I’ve talking with an old collegue about pitching a developer-based strategy recently. They’re tryin to convince their management chain to pay attention to developers to move their infrastructure sales. There’s a huge amount of “proof” an arguments you can make to do this, but my experience in these kinds of projects had taught me that, eventually, the executive in charge just has to take a leap of faith. There’s no perfect slide that proves developers matter. As with all great strategies, there’s a stack of work, but the final call has to be pure judgement, a leap of faith.
“Why are they using Amazon instead of our multi-billion dollar suite?”
You know the story. Many of the folks in the IT vendor world have had a great, multi-decade run in selling infrastructure (hardware and software). All the sudden (well, starting about ten years ago), this cloud stuff comes along, and then things look weird. Why aren’t they just using our products? To cap it off, you have Apple in mobile just screwing the crap out of the analagous incumbants there.
But, in cloud, if you’re not the leaders, you’re obsssed with appealing to developers and operators. You know you can have a “go up the elevator” sale (sell to executives who mandate the use of technology), but you also see “down the elevator” people helping or hendering here. People complain about that SOAP interface, for some reason they like Docker before it’s even GA’ed, and they keep using these free tools instead of buying yours.
It’s not always the case that appealing to the “coal-facers” (developers and operators) is helpful, but chances are high that if you’re in the infrastructure part of the IT vendor world, you should think about it.

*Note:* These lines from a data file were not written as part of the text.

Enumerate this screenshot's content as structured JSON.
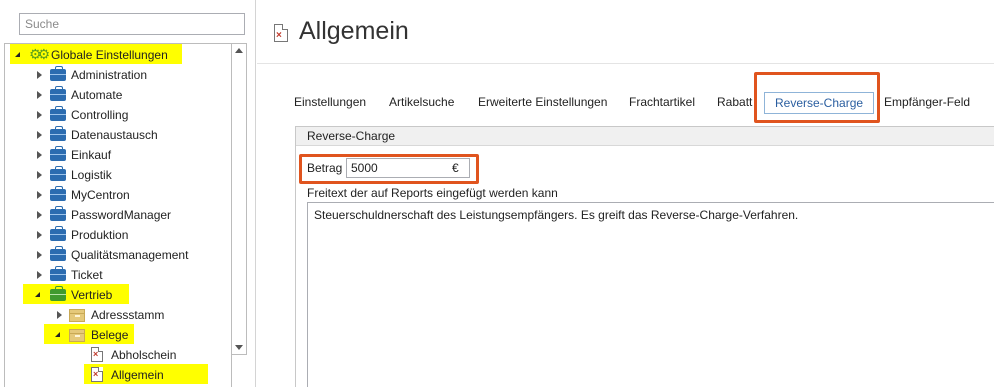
{
  "search": {
    "placeholder": "Suche"
  },
  "tree": {
    "root": {
      "label": "Globale Einstellungen",
      "icon": "gears-icon"
    },
    "items": [
      {
        "label": "Administration",
        "icon": "briefcase-icon"
      },
      {
        "label": "Automate",
        "icon": "briefcase-icon"
      },
      {
        "label": "Controlling",
        "icon": "briefcase-icon"
      },
      {
        "label": "Datenaustausch",
        "icon": "briefcase-icon"
      },
      {
        "label": "Einkauf",
        "icon": "briefcase-icon"
      },
      {
        "label": "Logistik",
        "icon": "briefcase-icon"
      },
      {
        "label": "MyCentron",
        "icon": "briefcase-icon"
      },
      {
        "label": "PasswordManager",
        "icon": "briefcase-icon"
      },
      {
        "label": "Produktion",
        "icon": "briefcase-icon"
      },
      {
        "label": "Qualitätsmanagement",
        "icon": "briefcase-icon"
      },
      {
        "label": "Ticket",
        "icon": "briefcase-icon"
      },
      {
        "label": "Vertrieb",
        "icon": "briefcase-icon"
      }
    ],
    "vertrieb_children": [
      {
        "label": "Adressstamm",
        "icon": "box-icon"
      },
      {
        "label": "Belege",
        "icon": "box-icon"
      }
    ],
    "belege_children": [
      {
        "label": "Abholschein",
        "icon": "document-icon"
      },
      {
        "label": "Allgemein",
        "icon": "document-icon"
      }
    ],
    "highlight_color": "#ffff00"
  },
  "page": {
    "title": "Allgemein"
  },
  "tabs": [
    {
      "label": "Einstellungen"
    },
    {
      "label": "Artikelsuche"
    },
    {
      "label": "Erweiterte Einstellungen"
    },
    {
      "label": "Frachtartikel"
    },
    {
      "label": "Rabatt"
    },
    {
      "label": "Reverse-Charge",
      "active": true
    },
    {
      "label": "Empfänger-Feld"
    }
  ],
  "section": {
    "header": "Reverse-Charge",
    "betrag_label": "Betrag",
    "betrag_value": "5000",
    "currency": "€",
    "freitext_label": "Freitext der auf Reports eingefügt werden kann",
    "freitext_value": "Steuerschuldnerschaft des Leistungsempfängers. Es greift das Reverse-Charge-Verfahren."
  },
  "colors": {
    "annotation": "#e0541e",
    "active_tab_border": "#8fb4d8",
    "accent_blue": "#2b6cb0",
    "accent_green": "#3f9a2e"
  }
}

So, you have The Big Meeting. You lay out some charts, probably reference RedMonk here and there. And then the executive(s) still isn’t convinced. “Eh,” as one systems management vendor exec said to me most recently, “everyone knows developers don’t pay for anything.” And then, that’s the end.
There is no smoking gun
If you can’t use Microsoft, IBM, Apple, and open source itself (developers like it not just because it’s free, but because they actually like the tools!) as historic proof, you’re sort of lost. Perhaps someone has worked our a good, management consultant strategy-toned “lessons learned” from those companies, but I’ve never seen it. And belive me, I’ve spent months looking when I was at Dell working on strategy. Stephen O’Grady’s The New Kingmakers is great and has all the material, but it’s not in that much needed management consulting tone/style – maybe his upcoming book on Oracle will add to it.
Of course, if Microsoft and Apple don’t work out, don’t even think of deploying all the whacky consumer-space folks out like Twitter and Facebook, or something as detailed as Hudson/Jenkins or Oracle DB/MySQL/MariaDB.
I think SolarWinds might be an interesting example, and if Dell can figure out applying that model to their Software Group, it’d make a good case study. Both of these are not “developer” stories, but “operator” ones; same structural strategy.
Eventually, they just have to “get it”
All of this has lead me to believe that, eventually, the executives have to just take a leap of faith and “get it.” There’s only so much work you can do – slides and meetings – before you’re wasting your time if that epiphany doesn’t happen.